Correction: This story was updated on 1/22/2021 to include the involvement of codevelopers in these projects. 

Keep coming back and if you haven’t already, support Mission Local’s reporting. If you have, thank you.

Follow Us

Juan Carlos Lara covers business and development in the Mission. Juan Carlos, a San Francisco State alum, is as much a photographer as he is a writer and previously worked as the campus news editor at Golden Gate Xpress, SF State’s student paper.

Tips can be sent to
Tweets can be found at @jcl_scoop

Join the Conversation


  1. It’s a start, but it’s shameful that there were no 100% affordable housing developments in an entire decade.

    San Francisco needs to get its priorities straight, tax the tech companies that have made life impossible for anyone not making 100k per year impossible, and, oh, that’s right, get rid of London Breed! Remember her? The woman who openly accepts bribes? Yeah. We sort of forgot about that because of Corona.

    London is a hypocrite and I have doubts about her ever having lived the supposed life of poverty that she did in public housing. We need to stop praising her for her supposed amazing leadership during this crisis. All she did was shut things down so rich White people could work from home and the Latinx community could be offered as sacrifice.

    I’m ashamed of this city. We bear the name of Saint Francis, and we continue to fail to live up to it. For shame.

    votes. Sign in to vote
  2. Great that there are affordable housing we so need it with all the homelessness here throughout California This article should have been published long before the units were full and the list was closed for most of the units Please find a way to get the word out sooner to those in need for housing Thank God for the ones that are housed

    votes. Sign in to vote
  3. It’s great to see all the new subsidized housing going up in the neighborhood! It’s been a long time coming but the number of projects going up this quickly is impressive.

    I wanted to see if anyone could comment on the public housing projects in the Mission. I live near the Bernal Dwellings public housing project and there is persistent gun violence around that complex. It’s the only part of the Mission where I consistently feel unsafe and have witnessed gun violence. How do we solve that? It seems like Valencia Gardens used to be just as bad, but since the rebuild of that project, it seems much calmer (although I only walk by VG occasionally — I walk by BD everyday). Thanks for your constructive feedback.

    votes. Sign in to vote
Leave a comment
Please keep your comments short and civil.

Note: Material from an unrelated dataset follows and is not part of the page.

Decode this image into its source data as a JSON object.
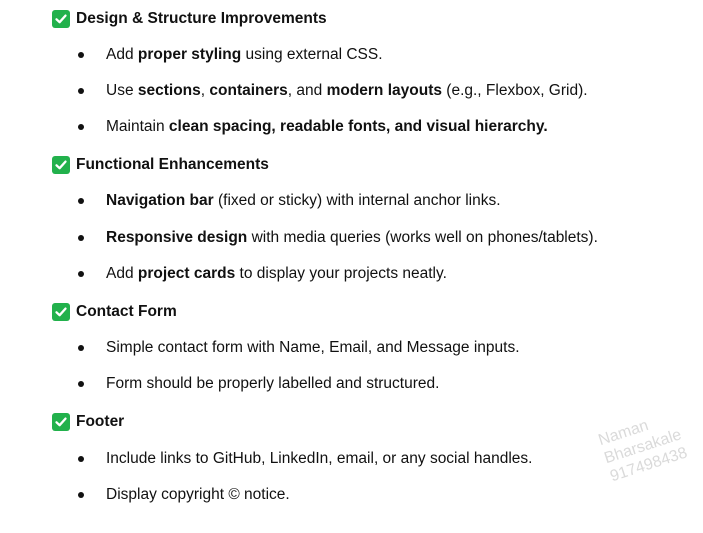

Do not leave multiple comments under multiple names on one article. We will zap comments that fail to adhere to these short and very easy-to-follow rules.

Your email address will not be published. Required fields are marked *